Results have been encouraging. As of mid-February, for example, snowpack in Arizona’s Salt and Verde rivers watershed stood at 118 percent of normal – a far cry from the nearly non-existent snowpack of a year earlier.
For the Colorado River system, meanwhile, the Natural Resources Conservation Service’s SNOTEL system was reporting total precipitation in the region averaging 108 percent of normal.
All looked good. In fact, much better than “good” in many locations. As of early March, snowpack on the San Miguel, Dolores, Animas and San Juan River Basins of the Rockies was spiking to 131 percent of normal, representing an astonishing 250 percent improvement over the same period of 2018.
So with all those very positive snowpack vibes, the final unregulated inflow forecast with February precipitation for Lake Powell proved to be a bit… sobering.
According to the calculations of the National Weather Service’s Colorado Basin River Forecast Center in Salt Lake City, the observed unregulated inflow into Lake Powell for February was 256,000 acre-feet… just 65 percent of average.
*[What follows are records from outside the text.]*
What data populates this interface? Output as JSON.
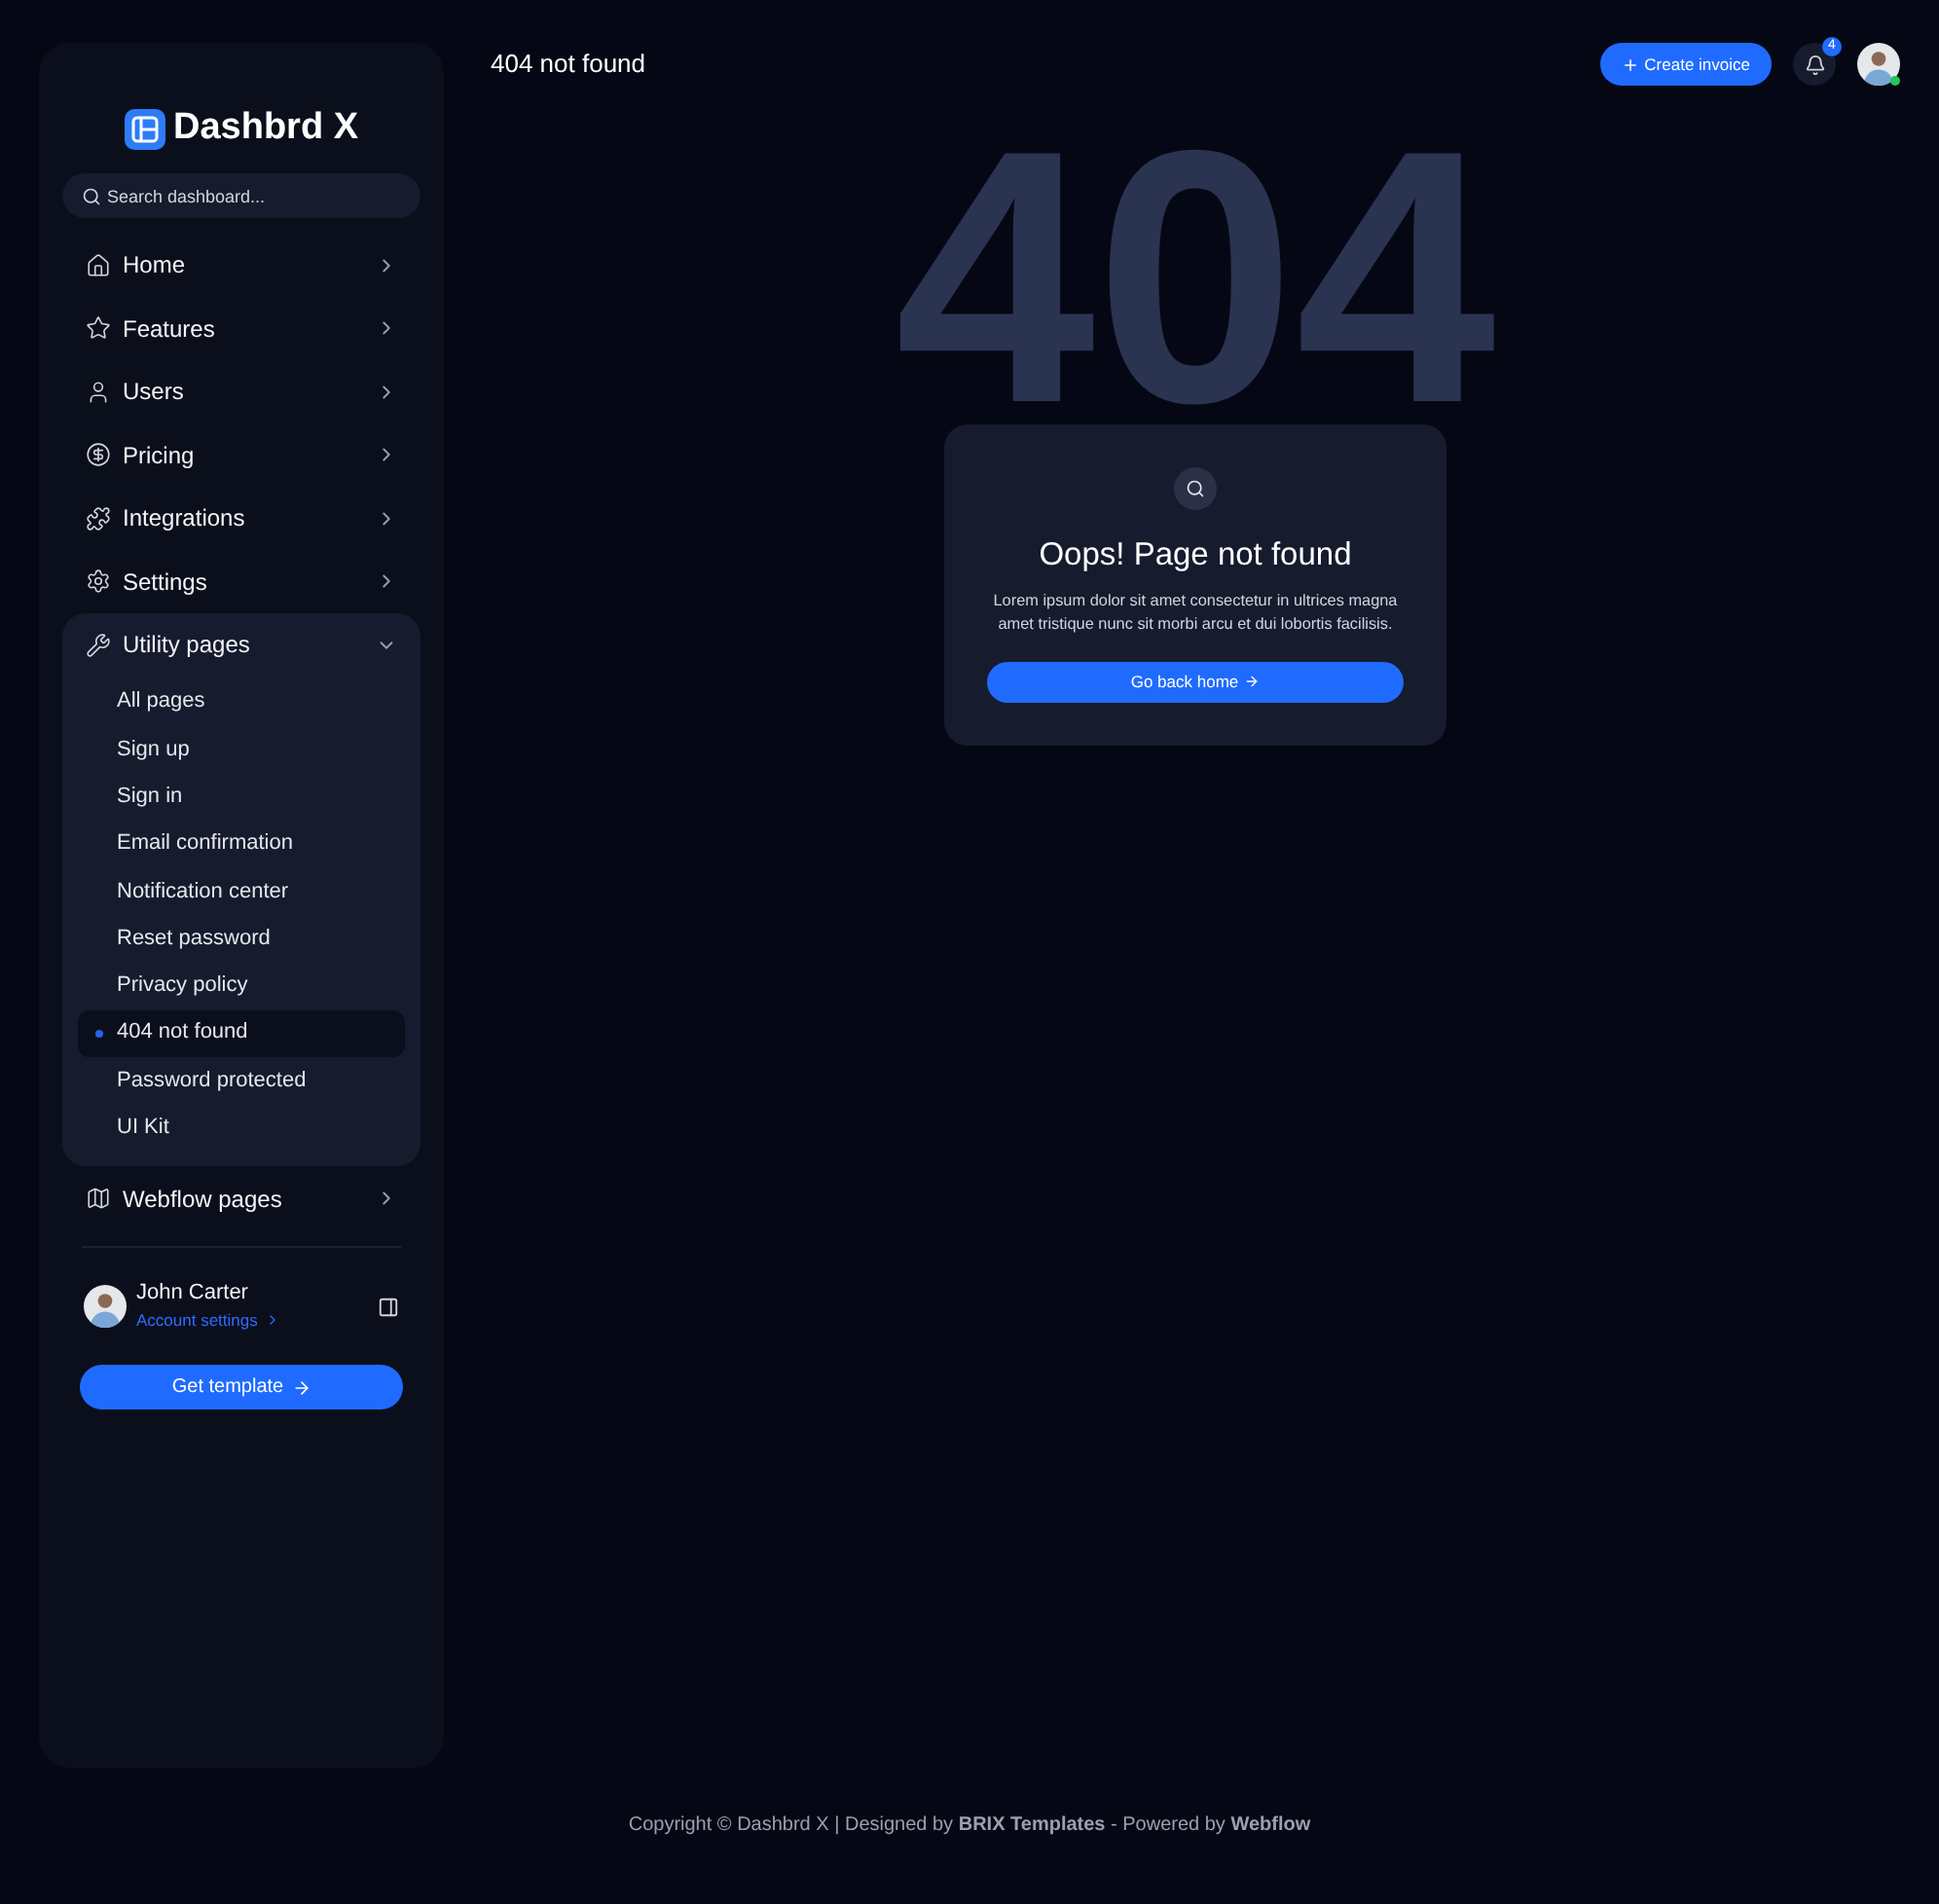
{
  "sidebar": {
    "logo": "Dashbrd X",
    "search": {
      "placeholder": "Search dashboard..."
    },
    "nav": [
      {
        "label": "Home",
        "expanded": false
      },
      {
        "label": "Features",
        "expanded": false
      },
      {
        "label": "Users",
        "expanded": false
      },
      {
        "label": "Pricing",
        "expanded": false
      },
      {
        "label": "Integrations",
        "expanded": false
      },
      {
        "label": "Settings",
        "expanded": false
      },
      {
        "label": "Utility pages",
        "expanded": true,
        "children": [
          {
            "label": "All pages",
            "selected": false
          },
          {
            "label": "Sign up",
            "selected": false
          },
          {
            "label": "Sign in",
            "selected": false
          },
          {
            "label": "Email confirmation",
            "selected": false
          },
          {
            "label": "Notification center",
            "selected": false
          },
          {
            "label": "Reset password",
            "selected": false
          },
          {
            "label": "Privacy policy",
            "selected": false
          },
          {
            "label": "404 not found",
            "selected": true
          },
          {
            "label": "Password protected",
            "selected": false
          },
          {
            "label": "UI Kit",
            "selected": false
          }
        ]
      },
      {
        "label": "Webflow pages",
        "expanded": false
      }
    ],
    "user": {
      "name": "John Carter",
      "link": "Account settings"
    },
    "cta": "Get template"
  },
  "header": {
    "title": "404 not found",
    "create_button": "Create invoice",
    "notifications": "4"
  },
  "backdrop_text": "404",
  "card": {
    "title": "Oops! Page not found",
    "text": "Lorem ipsum dolor sit amet consectetur in ultrices magna amet tristique nunc sit morbi arcu et dui lobortis facilisis.",
    "button": "Go back home"
  },
  "footer": "Copyright © Dashbrd X | Designed by **BRIX Templates** - Powered by **Webflow**"
}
The unregulated inflow of runoff into Lake Powell is a critical factor in determining how much of that water will be released into Lake Mead – which, in turn, will be a primary factor in determining whether shortage conditions will be declared.
If so, that declaration will prompt a first-ever shortfall in Arizona’s allocation of Colorado River water delivered through the Central Arizona Project canal system.
But, while the February report may have proved a bit disappointing, there was good inflow news too. The Center’s forecast also predicted that the improving snowpack conditions would improve inflow as well. It foresees inflow to Lake Powell of 69 percent in March. And 80 percent in April. And 96 percent of average in May.
Why the seemingly dismal February inflow to Lake Powell in the midst of a comparatively strong snowpack season?
As ever, it was because runoff totals are a function of longer-term climactic conditions, not just current weather conditions. Dry conditions in the southwestern slopes of the Rockies last year created a lot of moisture-thirsty soil that – at least early in the winter season – drank up a lot of the system’s runoff.
Still, as noted, the Center’s projections of unregulated inflow into Lake Powell are improving. Which, in turn, is improving chances for larger releases into Lake Mead.
As of January 7, the unregulated inflow to Lake Powell was forecasted to be 6.98 million acre-feet for the 2019 Water Year – a dismal outlook that virtually guaranteed shortfall conditions at Lake Mead. Since then, due to favorable winter storms, that value has increased.
As of March 4, inflow projections into Lake Powell stood at 9.751 million acre-feet, an increase of 2.771 million acre-feet.
With the improved hydrology, the Bureau of Reclamation’s February 24-Month Study raised its projection of release into Lake Mead to 8.91 million acre-feet, up from 8.625 million acre-feet projected in the January 24-month Study. Things were looking better.
And still better. The Bureau’s latest forecast indicates that the April 24-month Study is likely to show yet another upward adjustment – this time to 9.0 million acre-feet being released from Lake Powell into Lake Mead.
Will that result in enough of a release from Lake Powell to Lake Mead to fend off a shortage declaration?
Alas, avoiding a shortage declaration, even with this season’s strong snowpack, appears unlikely.
With Lake Powell roughly 40 percent full, it appears unlikely that Lake Mead will see more than 9.0 million acre-feet from the upper reservoir this year. And that means a shortfall declaration remains probable.
The trajectory of the runoff data since December – when runoff was projected at 64 percent of average – has been consistently positive season-long. April through July, the runoff season now is tracking at 102 percent of average.
As Arizona Department of Water Resources Director Tom Buschatzke said to the House Natural Resources, Energy & Water Committee this week, there remains a chance:
“We have a chance to stay out of shortage in 2020.”